The most common mistake I see businesses and business leaders make is failing to communicate. When you leave a communication void, others will fill that void for you and, unfortunately, often what that void gets filled with is not helpful to the situation. Second mistake…not having a cash preservation strategy. The number one reason businesses do not make it through difficult times is because they run out of cash. Lastly, I often see the mistake being made of not protecting a company’s most valuable assets which are its people. Layoffs and/or furloughs are often the first moves companies make in difficult times. We have always viewed this as a last resort and have been able to avoid any layoffs or furloughs during the Black Swan events that have occurred during our company’s history.
Generating new business, increasing your profits, or at least maintaining your financial stability can be challenging during good times, even more so during turbulent times. Can you share some of the strategies you use to keep forging ahead and not lose growth traction during a difficult economy?
The simple mindset during challenging times should be “less is more.” Double down on the core areas of your business that you have the best handle on and that you have the highest confidence will be able to provide the financial bridge out of turbulent times. Everything else should be put on the shelf or deprioritized. At the onset of the pandemic, we tried to put ourselves in the shoes of our customers and prospects, to think about what solutions we had that would help them best navigate through these difficult times. You must remember that your customers and prospects are navigating the same obstacles that you are and make sure you are not approaching them with anything that is not going to be at the very top of their critical priorities.
Here is the primary question of our discussion. Based on your experience and success, what are the five most important things a business leader should do to lead effectively during uncertain and turbulent times? Please share a story or an example for each.
- Your people are your most important asset — protect them as best you can. We have managed to get through each Black Swan event in our company’s history without doing layoffs or furloughs. This has allowed us, each time, to come roaring out of recessions and has contributed to a tremendous amount of loyalty.
- Cash is king — have several contingency plans addressing how you will manage and preserve cash in different scenarios.
- Communicate early and often — communicate frequently and make sure you strike the right balance of being confident and encouraging while not hiding bad/negative news.

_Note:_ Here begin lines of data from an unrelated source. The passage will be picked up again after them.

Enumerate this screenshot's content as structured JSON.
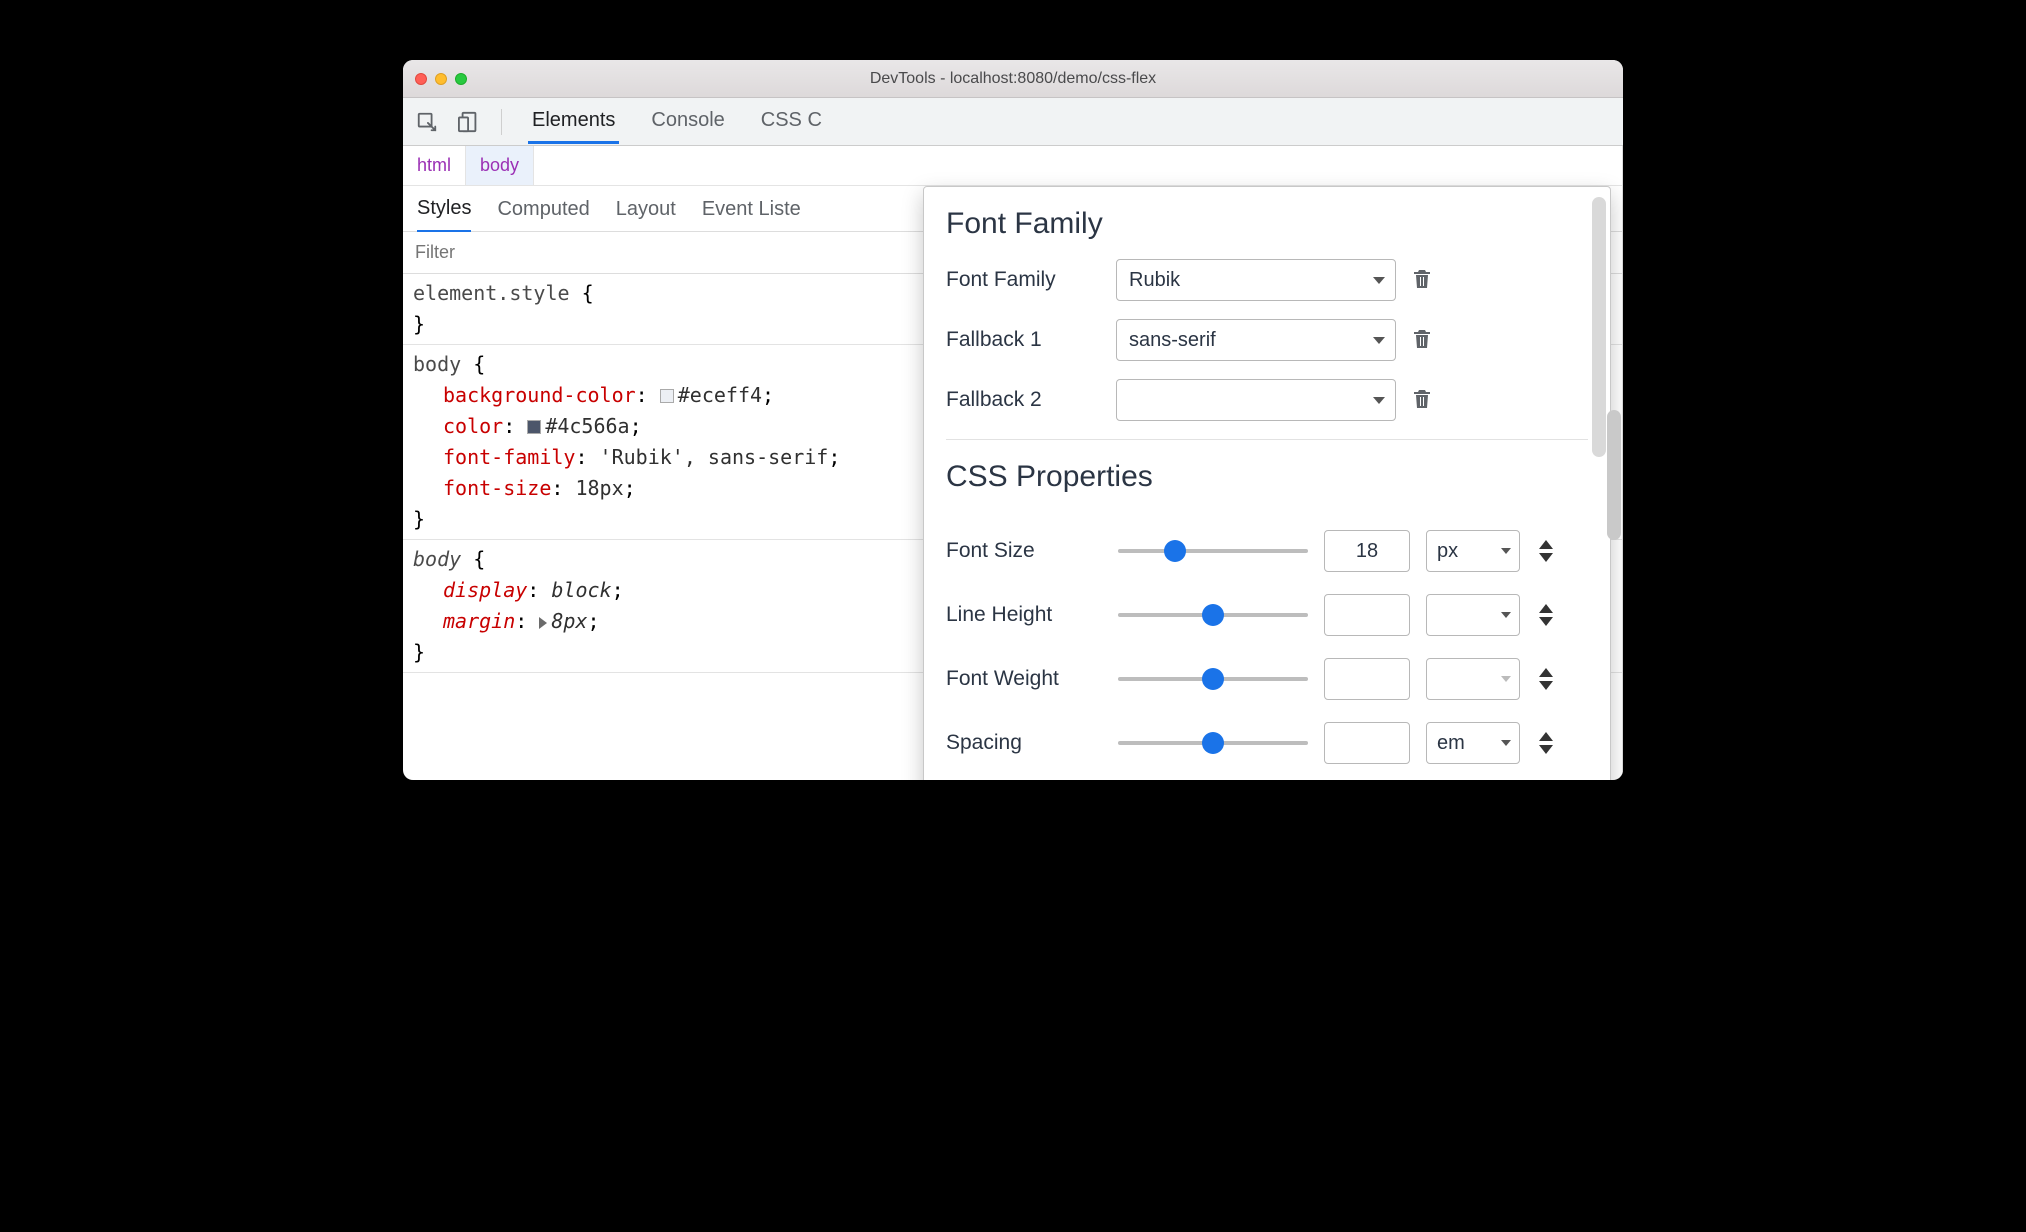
{
  "window": {
    "title": "DevTools - localhost:8080/demo/css-flex"
  },
  "tabs": {
    "elements": "Elements",
    "console": "Console",
    "css_cut": "CSS C"
  },
  "breadcrumb": {
    "html": "html",
    "body": "body"
  },
  "subtabs": {
    "styles": "Styles",
    "computed": "Computed",
    "layout": "Layout",
    "event_listeners_cut": "Event Liste"
  },
  "filter": {
    "placeholder": "Filter"
  },
  "rules": {
    "element_style": {
      "sel": "element.style",
      "open": "{",
      "close": "}"
    },
    "body1": {
      "sel": "body",
      "open": "{",
      "close": "}",
      "props": {
        "bg": {
          "name": "background-color",
          "value": "#eceff4",
          "swatch": "#eceff4"
        },
        "color": {
          "name": "color",
          "value": "#4c566a",
          "swatch": "#4c566a"
        },
        "ff": {
          "name": "font-family",
          "value": "'Rubik', sans-serif"
        },
        "fs": {
          "name": "font-size",
          "value": "18px"
        }
      }
    },
    "body2": {
      "sel": "body",
      "open": "{",
      "close": "}",
      "props": {
        "display": {
          "name": "display",
          "value": "block"
        },
        "margin": {
          "name": "margin",
          "value": "8px"
        }
      }
    }
  },
  "popover": {
    "font_family_heading": "Font Family",
    "rows": {
      "font_family": {
        "label": "Font Family",
        "value": "Rubik"
      },
      "fallback1": {
        "label": "Fallback 1",
        "value": "sans-serif"
      },
      "fallback2": {
        "label": "Fallback 2",
        "value": ""
      }
    },
    "css_props_heading": "CSS Properties",
    "props": {
      "font_size": {
        "label": "Font Size",
        "value": "18",
        "unit": "px",
        "thumb_pct": 30
      },
      "line_height": {
        "label": "Line Height",
        "value": "",
        "unit": "",
        "thumb_pct": 50
      },
      "font_weight": {
        "label": "Font Weight",
        "value": "",
        "unit": "",
        "thumb_pct": 50,
        "unit_disabled": true
      },
      "spacing": {
        "label": "Spacing",
        "value": "",
        "unit": "em",
        "thumb_pct": 50
      }
    }
  }
}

When you deliver bad/negative news, make sure you complement it with what the plan is to deal with it.
- Less is more — keep things simple and rally the troops to focus all their attention on the things that will be critical to getting through the tough times.

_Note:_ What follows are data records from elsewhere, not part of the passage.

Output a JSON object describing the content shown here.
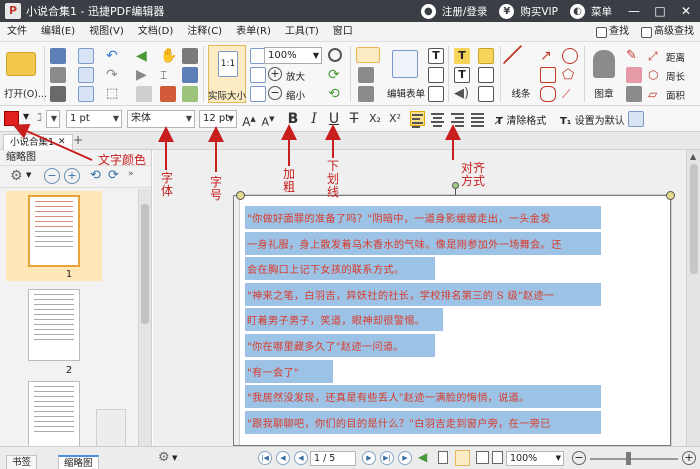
{
  "titlebar": {
    "title": "小说合集1 - 迅捷PDF编辑器",
    "login": "注册/登录",
    "vip": "购买VIP",
    "menu": "菜单",
    "logo_letter": "P"
  },
  "menubar": {
    "items": [
      "文件",
      "编辑(E)",
      "视图(V)",
      "文档(D)",
      "注释(C)",
      "表单(R)",
      "工具(T)",
      "窗口"
    ],
    "right_items": [
      "查找",
      "高级查找"
    ]
  },
  "ribbon": {
    "open_label": "打开(O)...",
    "actual_size_label": "实际大小",
    "zoom_value": "100%",
    "zoom_in_label": "放大",
    "zoom_out_label": "缩小",
    "edit_form_label": "编辑表单",
    "line_label": "线条",
    "stamp_label": "图章",
    "distance_label": "距离",
    "perimeter_label": "周长",
    "area_label": "面积"
  },
  "format_bar": {
    "text_color": "#e21f1f",
    "line_width": "1 pt",
    "font_name": "宋体",
    "font_size": "12 pt",
    "bold": "B",
    "italic": "I",
    "underline": "U",
    "strikethrough": "T",
    "subscript": "X₂",
    "superscript": "X²",
    "clear_format": "清除格式",
    "set_default": "设置为默认"
  },
  "tabs": {
    "doc_tab": "小说合集1"
  },
  "left_panel": {
    "title": "缩略图",
    "pages": [
      "1",
      "2"
    ]
  },
  "document": {
    "lines": [
      "\"你做好面罪的准备了吗？\"阴暗中，一道身影缓缓走出，一头金发",
      "一身礼服，身上散发着乌木香水的气味。像是刚参加外一场舞会。还",
      "会在胸口上记下女孩的联系方式。",
      "\"神来之笔，白羽吉，异妖社的社长，学校排名第三的 S 级\"赵迹一",
      "盯着男子男子，笑道，眼神却很警惕。",
      "\"你在哪里藏多久了\"赵迹一问道。",
      "\"有一会了\"",
      "\"我居然没发现，还真是有些丢人\"赵迹一满脸的悔悄，说道。",
      "\"跟我聊聊吧，你们的目的是什么？\"白羽吉走到窗户旁，在一旁已"
    ]
  },
  "annotations": {
    "text_color": "文字颜色",
    "font": "字体",
    "font_size": "字号",
    "bold": "加粗",
    "underline": "下划线",
    "align": "对齐方式"
  },
  "statusbar": {
    "bookmark_tab": "书签",
    "thumbnail_tab": "缩略图",
    "page_indicator": "1 / 5",
    "zoom": "100%"
  }
}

- Focus on operational efficiency — reexamine every aspect of your business model with the goal of reducing operating costs on a permanent basis. When you come out the other side of the turbulent times, costs will stay low which will allow your company’s profits to grow faster than those of your competitors.

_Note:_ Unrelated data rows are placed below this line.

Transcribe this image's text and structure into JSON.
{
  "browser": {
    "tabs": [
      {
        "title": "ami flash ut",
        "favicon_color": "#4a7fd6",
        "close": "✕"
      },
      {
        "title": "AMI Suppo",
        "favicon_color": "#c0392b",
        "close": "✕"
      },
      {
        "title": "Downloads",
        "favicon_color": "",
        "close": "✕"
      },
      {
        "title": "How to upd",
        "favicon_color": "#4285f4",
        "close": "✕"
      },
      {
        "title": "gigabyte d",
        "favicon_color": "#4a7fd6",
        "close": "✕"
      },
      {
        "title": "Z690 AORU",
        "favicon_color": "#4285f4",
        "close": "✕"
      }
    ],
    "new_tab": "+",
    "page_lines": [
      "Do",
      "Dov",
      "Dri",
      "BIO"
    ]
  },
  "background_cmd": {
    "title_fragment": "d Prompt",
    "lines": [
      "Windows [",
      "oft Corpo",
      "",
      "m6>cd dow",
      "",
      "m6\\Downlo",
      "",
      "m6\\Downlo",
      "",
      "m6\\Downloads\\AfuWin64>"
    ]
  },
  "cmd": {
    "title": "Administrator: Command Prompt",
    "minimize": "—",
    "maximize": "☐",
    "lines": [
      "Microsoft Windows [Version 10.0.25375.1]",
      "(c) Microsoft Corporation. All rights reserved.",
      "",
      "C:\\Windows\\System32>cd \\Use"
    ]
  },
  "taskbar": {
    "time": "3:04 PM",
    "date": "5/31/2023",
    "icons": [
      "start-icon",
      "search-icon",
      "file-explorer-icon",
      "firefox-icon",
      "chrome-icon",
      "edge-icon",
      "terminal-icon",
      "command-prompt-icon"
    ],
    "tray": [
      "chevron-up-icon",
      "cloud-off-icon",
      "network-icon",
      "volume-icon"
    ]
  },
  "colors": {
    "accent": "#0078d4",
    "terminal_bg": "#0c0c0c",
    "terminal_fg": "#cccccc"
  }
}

Can you please give us your favorite “Life Lesson Quote”? Can you share how that was relevant to you in your life?
My favorite life lesson quote is “Everything happens for a reason; either it’s a blessing or a lesson.” Life both professionally and personally is a constant roller coaster ride. Viewing the ups as blessings and the downs as lessons helps to keep me grounded and helps to keep from getting too high or too low.
How can our readers further follow your work?
Thank you so much for sharing these important insights. We wish you continued success and good health!
Matt Clark Of Corcentric: Five Things You Need To Be A Highly Effective Leader During Turbulent… was originally published in Authority Magazine on Medium, where people are continuing the conversation by highlighting and responding to this story.